Welcome to the first blog in our InfoSec 101 series during the week of Safer Internet
Day. The theme of this year’s event is to ‘create, connect share and respect: A better internet starts with you. Calling on young people, parents, carers, teachers, police, and tech companies, it is encouraging open conversations about staying cyber-secure online and aims to create a better and safer online community.
This series aims to unshroud the terms that you may have seen cropping up in the media quite regularly, beginning with ransomware.
In a nutshell
Ransom malware or ransomware is a kind of malicious software that locks users out of their systems or blocks them from accessing their files, but offers to unlock them on the condition that users pay a ransom. This may be in the form of physical or digital currency.
Ransomware can range from the crude to the highly sophisticated, and only a few types are able to have their encryption successfully decrypted. These are:
Lockers – This should be an orange alert. When locker ransomware takes hold, you may find that you are unable to access certain applications or be frozen out of your computer entirely. Normally, a screen appears with what looks like an official-looking logo saying illegal activity has been detected on your computer.
Crypto ransomware – This is the nasty stuff. Threat actors behind such a ransomware campaign want to seize your files and encrypt them, and then demand a payment in order to decrypt and return them. The reason this is so dangerous is that no security system or software can restore or return them to you. Unless you pay the ransom, they’re gone. However, even if you do pay up, there isn’t a guarantee the criminals will give you the files back.
Ransomware was thrust into the news agenda last summer after the high-profile WannaCry attack. This ransomware type was far more dangerous than other common ransomware types because of its ability to spread across an organisation’s network by exploiting critical vulnerabilities in Window computers.
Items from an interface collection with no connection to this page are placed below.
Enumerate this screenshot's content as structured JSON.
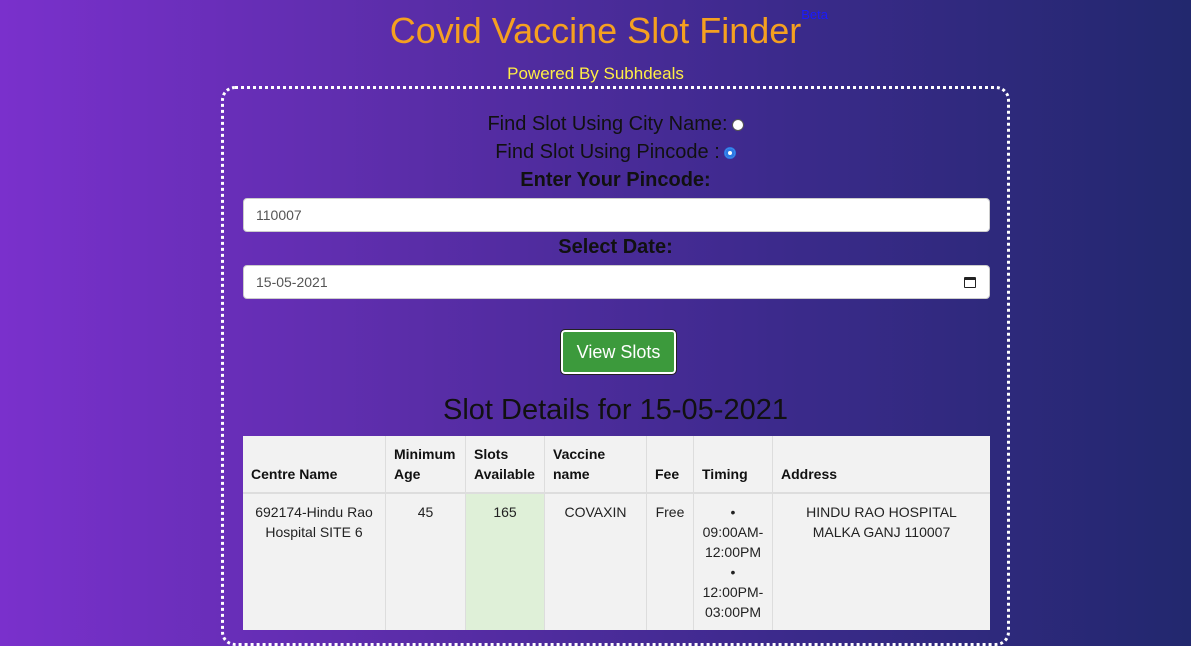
{
  "header": {
    "title": "Covid Vaccine Slot Finder",
    "beta": "Beta",
    "powered_by": "Powered By Subhdeals"
  },
  "form": {
    "option_city": "Find Slot Using City Name:",
    "option_pincode": "Find Slot Using Pincode :",
    "selected_option": "pincode",
    "pincode_label": "Enter Your Pincode:",
    "pincode_value": "110007",
    "date_label": "Select Date:",
    "date_value": "15-05-2021",
    "submit_label": "View Slots"
  },
  "results": {
    "title": "Slot Details for 15-05-2021",
    "columns": [
      "Centre Name",
      "Minimum Age",
      "Slots Available",
      "Vaccine name",
      "Fee",
      "Timing",
      "Address"
    ],
    "rows": [
      {
        "centre": "692174-Hindu Rao Hospital SITE 6",
        "min_age": "45",
        "slots": "165",
        "vaccine": "COVAXIN",
        "fee": "Free",
        "timings": [
          "09:00AM-12:00PM",
          "12:00PM-03:00PM"
        ],
        "address": "HINDU RAO HOSPITAL MALKA GANJ 110007"
      }
    ]
  }
}
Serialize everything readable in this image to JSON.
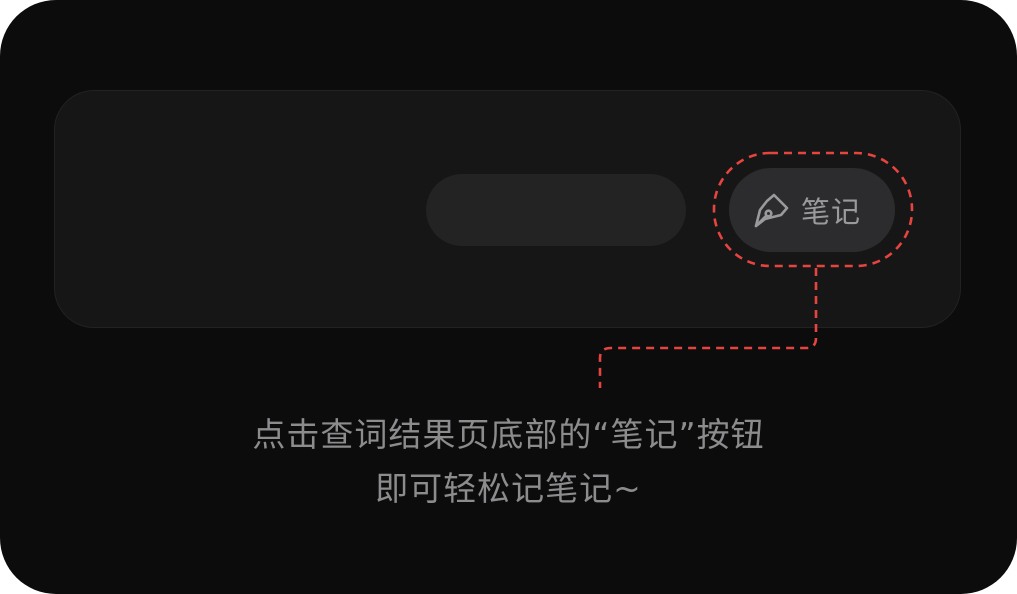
{
  "note_button": {
    "icon": "pen-nib-icon",
    "label": "笔记"
  },
  "annotation": {
    "highlight_color": "#e5443f"
  },
  "caption": {
    "line1": "点击查词结果页底部的“笔记”按钮",
    "line2": "即可轻松记笔记~"
  }
}
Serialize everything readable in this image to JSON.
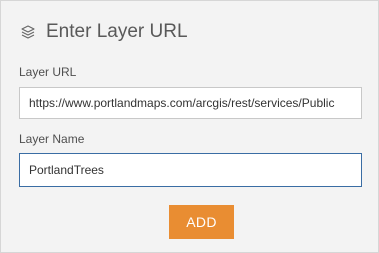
{
  "header": {
    "title": "Enter Layer URL",
    "icon": "layers-icon"
  },
  "form": {
    "url_label": "Layer URL",
    "url_value": "https://www.portlandmaps.com/arcgis/rest/services/Public",
    "name_label": "Layer Name",
    "name_value": "PortlandTrees"
  },
  "actions": {
    "add_label": "ADD"
  },
  "colors": {
    "panel_background": "#f3f3f3",
    "button_accent": "#e98d32",
    "focus_border": "#3a6da4"
  }
}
The attack was stopped within a few days of its discovery due to emergency patches and the discovery of a kill-switch that prevented infected computers spreading WannaCry further. However, it still caused significant damage affecting more than 300,000 computers across 150 countries and totalling to hundreds of millions to billions of pounds.
There are a few different ways in which ransomware can infect your computer. Understanding this is a step towards being savvy in protecting your files.
One of the most common methods seen today is through malicious spam or malspam. This is an unsolicited email that is used to deliver malware. These emails can contain PDF or Word attachments that are traps or links to malicious websites. Malspam is often deployed via social engineering tactics – by appearing legit / someone else – to get you to open the attachment or click a link in the message body.
The other popular method of infection is malvertising. Malvertising, or malicious advertising, is the use of online advertising to distribute malware, requiring little to no user interaction. While browsing even legitimate sites, users can be redirected to criminal servers without ever clicking on an ad (find out more about adware in our third and final blog).
How can I protect myself?
Should you find yourself infected with ransomware, it’s advised not to pay the ransom. This will only encourage the cybercriminals to launch further attacks. Some files may be retrievable by using free decryptors; however, not all ransomware families have had decryptors made for them. Therefore, asking the advice of a security or IT specialist, if possible, is the best course of action before trying anything yourself.
One way to protect and prevent yourself from ransomware is to invest in a cybersecurity program with real-time protection that can thwart advanced attacks. This does not need to cost a fortune, in fact, many cybersecurity software on the market is affordable and implements freemium models.
Secondly, as tedious as it can be, creating secure backups of data can save you headaches further down the line. There are many cloud storage providers that include high-level encryption. Alongside this and to cover all bases, you can purchase an external hard drive – just be sure to physically disconnect the device after backing up, as they can become the victim of ransomware too.
Finally, stay informed. Educating yourself, employees, and family on suspicious emails or websites will go a long way in fighting cybercriminals by shedding light on their nefarious tactics.